Records supplied:
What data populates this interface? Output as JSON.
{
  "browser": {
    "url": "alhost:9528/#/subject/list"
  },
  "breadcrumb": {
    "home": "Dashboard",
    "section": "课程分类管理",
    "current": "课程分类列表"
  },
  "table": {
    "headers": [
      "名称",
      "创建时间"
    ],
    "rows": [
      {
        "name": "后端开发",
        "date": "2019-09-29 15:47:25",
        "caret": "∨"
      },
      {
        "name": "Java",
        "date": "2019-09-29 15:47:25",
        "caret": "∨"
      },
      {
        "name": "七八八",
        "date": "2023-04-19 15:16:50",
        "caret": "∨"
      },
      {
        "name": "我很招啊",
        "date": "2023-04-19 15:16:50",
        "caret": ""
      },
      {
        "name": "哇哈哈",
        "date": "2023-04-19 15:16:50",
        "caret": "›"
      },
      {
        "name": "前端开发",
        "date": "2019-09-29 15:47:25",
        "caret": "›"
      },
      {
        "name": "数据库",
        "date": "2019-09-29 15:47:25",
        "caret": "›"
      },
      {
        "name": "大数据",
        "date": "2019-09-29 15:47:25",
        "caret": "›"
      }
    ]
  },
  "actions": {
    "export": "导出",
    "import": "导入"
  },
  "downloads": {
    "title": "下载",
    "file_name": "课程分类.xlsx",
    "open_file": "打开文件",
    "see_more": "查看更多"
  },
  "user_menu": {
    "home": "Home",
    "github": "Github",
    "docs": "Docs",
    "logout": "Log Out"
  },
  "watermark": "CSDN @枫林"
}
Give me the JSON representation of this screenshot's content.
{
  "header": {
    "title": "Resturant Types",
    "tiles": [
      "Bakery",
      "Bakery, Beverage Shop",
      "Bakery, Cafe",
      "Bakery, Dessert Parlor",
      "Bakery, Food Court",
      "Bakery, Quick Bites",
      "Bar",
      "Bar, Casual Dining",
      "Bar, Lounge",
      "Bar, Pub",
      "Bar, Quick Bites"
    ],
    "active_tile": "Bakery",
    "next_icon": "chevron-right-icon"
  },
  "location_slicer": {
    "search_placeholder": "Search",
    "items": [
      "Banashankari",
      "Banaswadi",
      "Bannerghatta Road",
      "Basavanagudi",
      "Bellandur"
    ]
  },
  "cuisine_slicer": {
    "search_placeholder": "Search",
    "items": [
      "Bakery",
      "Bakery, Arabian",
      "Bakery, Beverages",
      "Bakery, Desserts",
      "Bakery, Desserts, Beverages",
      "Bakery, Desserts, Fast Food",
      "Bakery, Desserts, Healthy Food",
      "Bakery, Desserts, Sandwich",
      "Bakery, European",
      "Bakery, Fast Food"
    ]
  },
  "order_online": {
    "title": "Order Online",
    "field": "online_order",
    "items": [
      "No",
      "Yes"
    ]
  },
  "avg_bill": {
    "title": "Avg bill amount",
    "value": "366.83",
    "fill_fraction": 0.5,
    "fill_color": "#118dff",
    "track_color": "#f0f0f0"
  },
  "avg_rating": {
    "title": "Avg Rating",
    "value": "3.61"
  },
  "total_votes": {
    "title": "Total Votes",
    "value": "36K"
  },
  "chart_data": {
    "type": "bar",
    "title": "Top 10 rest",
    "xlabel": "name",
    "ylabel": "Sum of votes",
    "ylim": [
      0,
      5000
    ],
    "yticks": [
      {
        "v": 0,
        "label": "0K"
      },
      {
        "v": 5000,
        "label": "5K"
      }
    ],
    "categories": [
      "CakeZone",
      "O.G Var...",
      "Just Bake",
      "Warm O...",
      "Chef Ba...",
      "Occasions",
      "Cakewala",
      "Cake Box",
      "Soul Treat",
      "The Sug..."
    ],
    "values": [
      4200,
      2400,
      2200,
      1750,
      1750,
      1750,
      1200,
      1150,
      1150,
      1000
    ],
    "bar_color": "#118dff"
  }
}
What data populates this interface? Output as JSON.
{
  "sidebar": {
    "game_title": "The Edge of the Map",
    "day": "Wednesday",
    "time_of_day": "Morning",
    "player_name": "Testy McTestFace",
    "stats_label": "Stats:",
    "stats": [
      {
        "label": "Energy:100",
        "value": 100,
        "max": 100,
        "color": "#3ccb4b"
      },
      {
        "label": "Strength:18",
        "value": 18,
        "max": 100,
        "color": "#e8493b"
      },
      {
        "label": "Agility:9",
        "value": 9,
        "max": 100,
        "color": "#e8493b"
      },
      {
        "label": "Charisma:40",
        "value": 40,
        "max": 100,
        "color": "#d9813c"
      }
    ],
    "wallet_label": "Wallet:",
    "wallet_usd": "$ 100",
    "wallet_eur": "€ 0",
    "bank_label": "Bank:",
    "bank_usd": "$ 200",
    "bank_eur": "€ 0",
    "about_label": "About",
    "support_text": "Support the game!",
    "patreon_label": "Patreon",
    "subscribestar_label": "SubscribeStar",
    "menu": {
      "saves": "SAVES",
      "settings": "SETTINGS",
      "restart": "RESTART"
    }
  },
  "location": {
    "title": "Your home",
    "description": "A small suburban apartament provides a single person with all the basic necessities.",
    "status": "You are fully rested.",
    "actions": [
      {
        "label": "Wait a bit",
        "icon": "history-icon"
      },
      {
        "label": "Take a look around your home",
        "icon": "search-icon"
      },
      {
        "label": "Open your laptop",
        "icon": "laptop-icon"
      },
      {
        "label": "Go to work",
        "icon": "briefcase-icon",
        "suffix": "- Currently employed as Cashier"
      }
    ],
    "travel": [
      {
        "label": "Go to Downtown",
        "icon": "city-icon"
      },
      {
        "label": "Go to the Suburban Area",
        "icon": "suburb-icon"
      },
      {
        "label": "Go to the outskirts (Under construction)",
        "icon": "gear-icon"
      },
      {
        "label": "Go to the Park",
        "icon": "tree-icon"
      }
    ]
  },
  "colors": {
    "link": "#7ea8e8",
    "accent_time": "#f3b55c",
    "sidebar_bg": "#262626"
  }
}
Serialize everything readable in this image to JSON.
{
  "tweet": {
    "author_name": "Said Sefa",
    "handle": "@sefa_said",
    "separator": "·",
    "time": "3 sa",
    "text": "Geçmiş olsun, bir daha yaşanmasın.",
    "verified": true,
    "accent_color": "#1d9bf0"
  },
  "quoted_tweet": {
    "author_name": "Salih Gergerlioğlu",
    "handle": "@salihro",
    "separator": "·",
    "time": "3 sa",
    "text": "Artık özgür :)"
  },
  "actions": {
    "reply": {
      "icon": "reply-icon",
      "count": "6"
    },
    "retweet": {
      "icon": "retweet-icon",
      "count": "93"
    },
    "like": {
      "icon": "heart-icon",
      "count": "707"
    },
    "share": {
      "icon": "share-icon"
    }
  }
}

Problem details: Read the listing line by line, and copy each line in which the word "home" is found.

Result of the exercise:
    "home": "Dashboard",
    "home": "Home",
    "title": "Your home",
        "label": "Take a look around your home",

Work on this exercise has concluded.